Wednesday, December 21, 2011
DALLAS: Sammy's Bar-B-Q
2126 Leonard St
Dallas, TX 75201
Open M-Sat 11-3
Update: In my architectural life, it often comes up that I'm a BBQ fiend. These friendly conversations quickly devolve into "Well, have you been to...?" More often than not, Sammy's Bar-B-Q in Uptown comes up. I gave Sammy's a curt review last go 'round, so I wanted to give them another shot. I had also been given a tip that you could make a meal of their onions rings alone, so at least I'd have that. I work in the Uptown neighborhood, so having a quick option for barbecue would be a good thing. In this selfish endeavor to validate a convenient lunch spot possibility, it was easy to see why so many folks enjoy this joint. It's all about effort.
The brisket could have used more seasoning and smoke, the slices of pork were pleasing but dry, and the ribs were mushy, but none of these meats were bad. One thing they know at Sammy's is that a good sauce can cover up many of these ills, so they don't skimp on the effort with the sauce. This sweet tomato based concoction tastes of vinegar and meaty drippings. It's kept warm in glass bottles, so feel free to take one to your table and lather it all over the plate, especially the bread which is Texas toast that is buttered and toasted to order. I also didn't mind waiting around a bit for those onion strings (they need to be circular if you want to call them 'rings') because I knew they were frying them to order. While I waited, I enjoyed a freshly cracked bottle of St. Arnold's root beer poured into a chilled glass. This is one of my top three root beers, so good choice Sammy. When the steaming basket of fried onions arrived I quickly dug into the salty mess with a fork, and slathered more of that sauce on for good measure. That cheesy potato casserole that everyone raves about also didn't last long on my plate.

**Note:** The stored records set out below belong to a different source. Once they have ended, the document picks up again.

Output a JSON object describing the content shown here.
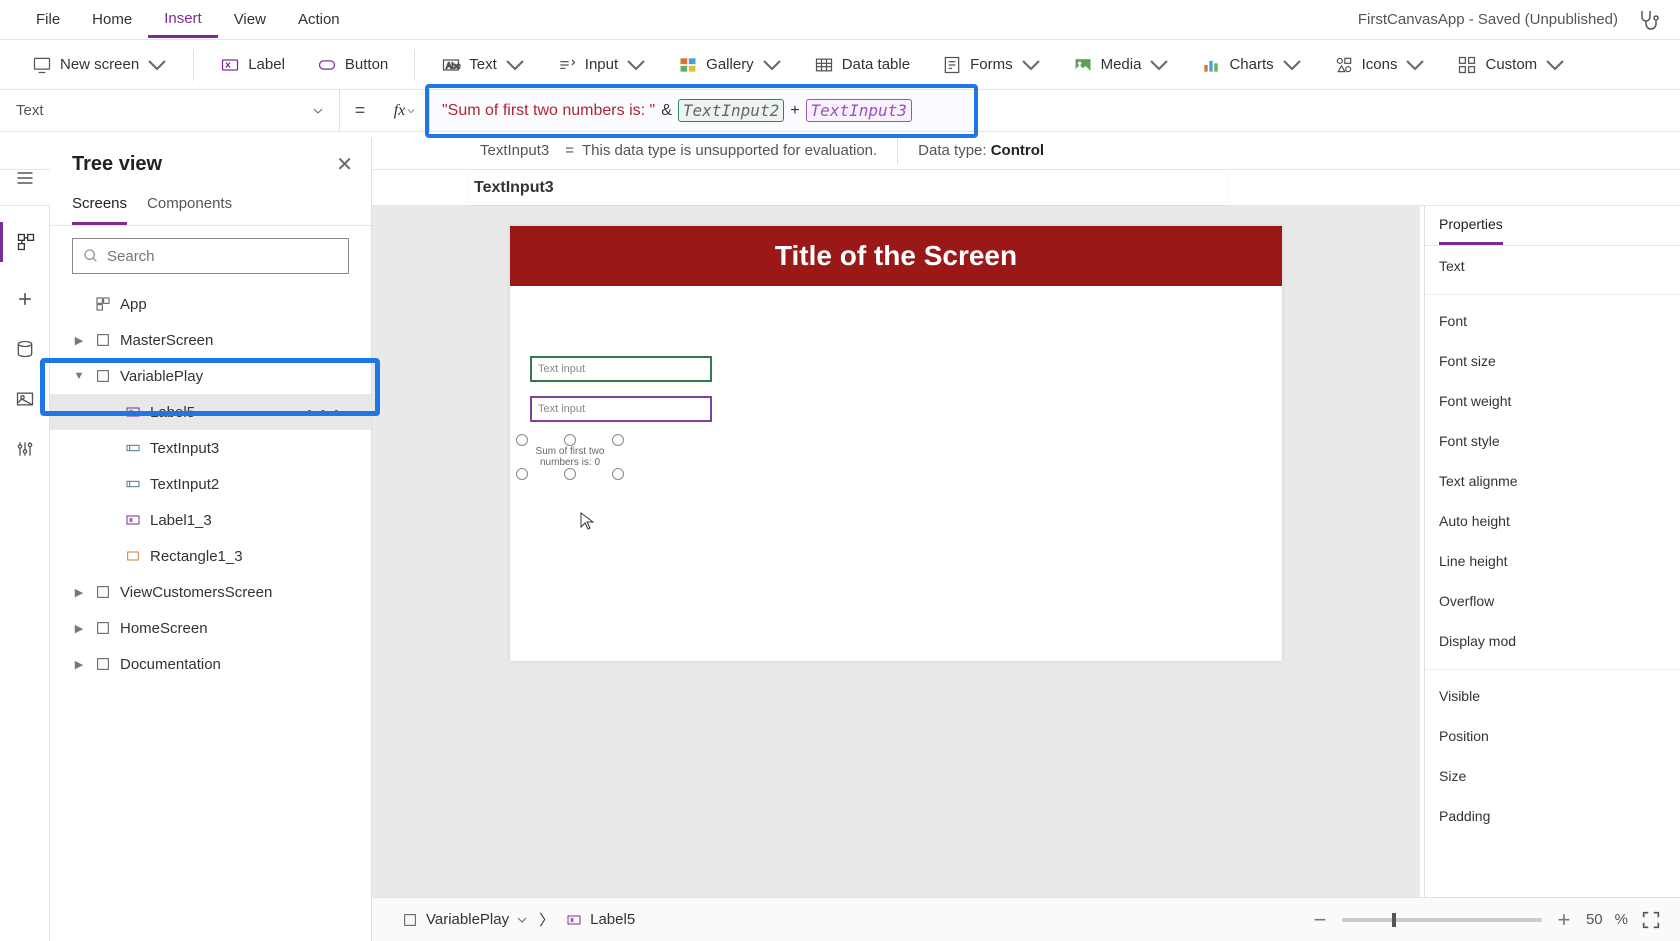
{
  "menubar": {
    "items": [
      "File",
      "Home",
      "Insert",
      "View",
      "Action"
    ],
    "active": "Insert",
    "app_title": "FirstCanvasApp - Saved (Unpublished)"
  },
  "ribbon": {
    "new_screen": "New screen",
    "label": "Label",
    "button": "Button",
    "text": "Text",
    "input": "Input",
    "gallery": "Gallery",
    "data_table": "Data table",
    "forms": "Forms",
    "media": "Media",
    "charts": "Charts",
    "icons": "Icons",
    "custom": "Custom"
  },
  "formula": {
    "property": "Text",
    "string_part": "\"Sum of first two numbers is: \"",
    "amp": "&",
    "token1": "TextInput2",
    "plus": "+",
    "token2": "TextInput3"
  },
  "info_bar": {
    "expr": "TextInput3",
    "msg": "This data type is unsupported for evaluation.",
    "data_type_label": "Data type:",
    "data_type_value": "Control"
  },
  "intellisense": {
    "suggestion": "TextInput3"
  },
  "tree": {
    "title": "Tree view",
    "tabs": {
      "screens": "Screens",
      "components": "Components"
    },
    "search_placeholder": "Search",
    "app": "App",
    "nodes": {
      "master": "MasterScreen",
      "variable_play": "VariablePlay",
      "label5": "Label5",
      "textinput3": "TextInput3",
      "textinput2": "TextInput2",
      "label1_3": "Label1_3",
      "rectangle1_3": "Rectangle1_3",
      "view_customers": "ViewCustomersScreen",
      "home": "HomeScreen",
      "documentation": "Documentation"
    }
  },
  "canvas": {
    "screen_title": "Title of the Screen",
    "placeholder1": "Text input",
    "placeholder2": "Text input",
    "label_text_l1": "Sum of first two",
    "label_text_l2": "numbers is: 0"
  },
  "properties": {
    "tab": "Properties",
    "rows": {
      "text": "Text",
      "font": "Font",
      "font_size": "Font size",
      "font_weight": "Font weight",
      "font_style": "Font style",
      "text_align": "Text alignme",
      "auto_height": "Auto height",
      "line_height": "Line height",
      "overflow": "Overflow",
      "display_mode": "Display mod",
      "visible": "Visible",
      "position": "Position",
      "size": "Size",
      "padding": "Padding"
    }
  },
  "status": {
    "screen_name": "VariablePlay",
    "control_name": "Label5",
    "zoom_pct": "50",
    "pct_sym": "%"
  }
}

The bottom line here is that Sammy's cares about ALL of the food they're serving, and that's easy to distinguish from countless other barbecue meals I've had around the state that are accompanied only by products that are available straight from a tub or a can. At Sammy's they also make the effort to use a real wood smoker (a J&R Lil' Red Smokehouse) fired with nothing but hickory. How they get so little smokiness into the meats with this equipment is beyond me, but they're trying.
2008: "The sides are great." I've heard this description of Sammy's countless times in Dallas, and that usually gets it into every top BBQ joint list in Dallas. You cannot survive on sides alone, and this is where Sammy's falters to all but the chopped beef sandwich crowd. A quick explanation of a chopped beef sandwich: Take the best edge pieces of the brisket with all the good crust, chop it up and add sauce, then place on a buttered bun. With those ingredients, my 4-year old niece could put out a decent product. The key to good que lies in making the sliced brisket and ribs shine without the sauce, and this is Sammy's downfall. The ribs had decent flavor from the salt and pepper rub, but they were devoid of smoke flavor. The fat was well rendered, but the texture was a bit mushy. This is caused by cooking them far ahead and letting slabs of ribs sit in a warmer for hours covered in plastic wrap. The brisket was trimmed of nearly all it's fat and crust, so there was only a hint of a smoke line, and no delicious crust. Instead it was too-tender brisket with nothing but roast-beef flavor. But hey, the sides were awesome.
Posted by BBQ Snob at 8:09 AM
Each joint is judged on the essence of Texas 'cue...sliced brisket and pork ribs. Sausage is only considered if house made. Sauce is good, but good meat needs no adornment to satisfy. Each review can only be based on specific cuts of meat on that particular day. Finally, if the place fries up catfish or serves a caesar salad, then chances are they aren't paying enough attention to the pits, so we mostly steered clear.
-THE PROPHETS OF SMOKED MEAT
-THE PROPHETS OF SMOKED MEAT